to defend the cup for us," Scott Verplank joked Wednesday. "He'll
be fine. He was a passionate Ryder Cup captain.
Lehman does not have the overwhelming credentials of past
captains. He has won only five times on the PGA Tour, including the
British Open and Tour Championship in 1996, when he won the money
title and was voted PGA Tour player of the year.
Corey Pavin and Paul Azinger were among the other candidates,
although Azinger told the PGA he was not interested in being
captain in 2006.
Orender said passion was a factor in picking a captain, and
Lehman has no shortage there.
"I think he was a natural choice," David Toms said. "He's a
guy with high intensity and he's well-respected out here. When he
played in the Ryder Cup, he was always on the key figures in the
team room."
Lehman's job won't be easy.
Europe has captured the cup all but three times since 1985, and
its recent record might be even better if Bernhard Langer had not
missed a 6-foot putt in 1991, and Justin Leonard had not made a
45-foot putt in 1999.
Lehman already is playing the underdog card.
"We're going to have a tough road in front us," he said. "We
always go into the Ryder Cup as the favorite. But the facts show
that no matter how good are players are ... we seem to always have
a difficult time. For the first time ever, we'll probably be the
underdogs."
He sees his biggest job as molding the Americans into a team,
and that might be the toughest task.
Lehman was introduced as captain during the PGA of America's
annual meeting. Up the road in Atlanta at the Tour Championship,
only 16 players in the 31-man field attended a players-only dinner
Tuesday night. Not all of them were Americans, but the climate on
the PGA Tour is clearly one of individualism.

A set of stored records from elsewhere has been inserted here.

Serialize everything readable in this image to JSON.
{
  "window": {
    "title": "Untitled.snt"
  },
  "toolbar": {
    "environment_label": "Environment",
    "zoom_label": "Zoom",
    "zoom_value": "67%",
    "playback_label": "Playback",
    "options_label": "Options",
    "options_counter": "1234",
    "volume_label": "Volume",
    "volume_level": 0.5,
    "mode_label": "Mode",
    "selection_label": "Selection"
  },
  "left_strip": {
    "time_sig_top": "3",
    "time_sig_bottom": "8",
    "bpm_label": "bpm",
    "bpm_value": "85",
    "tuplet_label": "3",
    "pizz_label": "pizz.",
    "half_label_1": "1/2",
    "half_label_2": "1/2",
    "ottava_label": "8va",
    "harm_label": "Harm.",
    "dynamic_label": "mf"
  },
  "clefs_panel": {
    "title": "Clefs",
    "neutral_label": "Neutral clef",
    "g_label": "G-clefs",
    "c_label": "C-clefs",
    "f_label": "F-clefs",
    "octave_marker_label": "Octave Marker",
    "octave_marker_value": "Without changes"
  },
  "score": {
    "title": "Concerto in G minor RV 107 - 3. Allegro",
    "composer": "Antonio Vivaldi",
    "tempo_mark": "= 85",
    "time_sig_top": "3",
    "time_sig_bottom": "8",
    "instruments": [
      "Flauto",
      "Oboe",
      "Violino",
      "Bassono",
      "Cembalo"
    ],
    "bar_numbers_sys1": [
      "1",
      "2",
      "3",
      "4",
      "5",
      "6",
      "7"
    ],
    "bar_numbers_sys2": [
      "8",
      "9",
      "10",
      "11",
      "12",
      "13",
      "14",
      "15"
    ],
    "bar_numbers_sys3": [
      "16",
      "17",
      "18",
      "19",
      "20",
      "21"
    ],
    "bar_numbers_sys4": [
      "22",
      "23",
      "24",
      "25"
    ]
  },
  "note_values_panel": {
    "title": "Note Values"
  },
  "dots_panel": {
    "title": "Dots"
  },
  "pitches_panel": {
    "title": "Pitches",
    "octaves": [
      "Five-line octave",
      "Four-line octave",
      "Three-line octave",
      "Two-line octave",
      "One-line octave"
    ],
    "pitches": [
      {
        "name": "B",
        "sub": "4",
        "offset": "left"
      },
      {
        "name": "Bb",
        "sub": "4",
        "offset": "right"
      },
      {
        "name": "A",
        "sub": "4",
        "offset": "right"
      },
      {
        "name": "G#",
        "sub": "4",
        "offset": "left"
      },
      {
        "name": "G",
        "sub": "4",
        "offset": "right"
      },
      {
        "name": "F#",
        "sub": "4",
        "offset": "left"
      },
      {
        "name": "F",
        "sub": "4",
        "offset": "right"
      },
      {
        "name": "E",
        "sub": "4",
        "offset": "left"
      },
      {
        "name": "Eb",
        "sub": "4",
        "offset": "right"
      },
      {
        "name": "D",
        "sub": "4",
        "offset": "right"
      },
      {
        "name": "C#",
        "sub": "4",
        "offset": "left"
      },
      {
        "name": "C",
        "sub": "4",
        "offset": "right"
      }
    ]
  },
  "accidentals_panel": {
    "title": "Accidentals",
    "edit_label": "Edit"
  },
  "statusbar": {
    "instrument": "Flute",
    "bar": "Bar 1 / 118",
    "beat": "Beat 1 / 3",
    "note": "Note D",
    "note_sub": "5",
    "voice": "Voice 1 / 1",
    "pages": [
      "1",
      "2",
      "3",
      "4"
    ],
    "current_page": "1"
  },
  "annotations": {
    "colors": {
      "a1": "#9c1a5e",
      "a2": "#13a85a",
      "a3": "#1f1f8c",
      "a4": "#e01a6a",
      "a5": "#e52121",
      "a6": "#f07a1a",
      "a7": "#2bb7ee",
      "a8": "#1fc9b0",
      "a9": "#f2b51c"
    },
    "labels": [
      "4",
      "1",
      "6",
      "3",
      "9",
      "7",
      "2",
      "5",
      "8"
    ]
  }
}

"There is an atmosphere you can create," Lehman said. "The
way we got beat four of the last five years, (winning) becomes a
common goal. It brings guys together."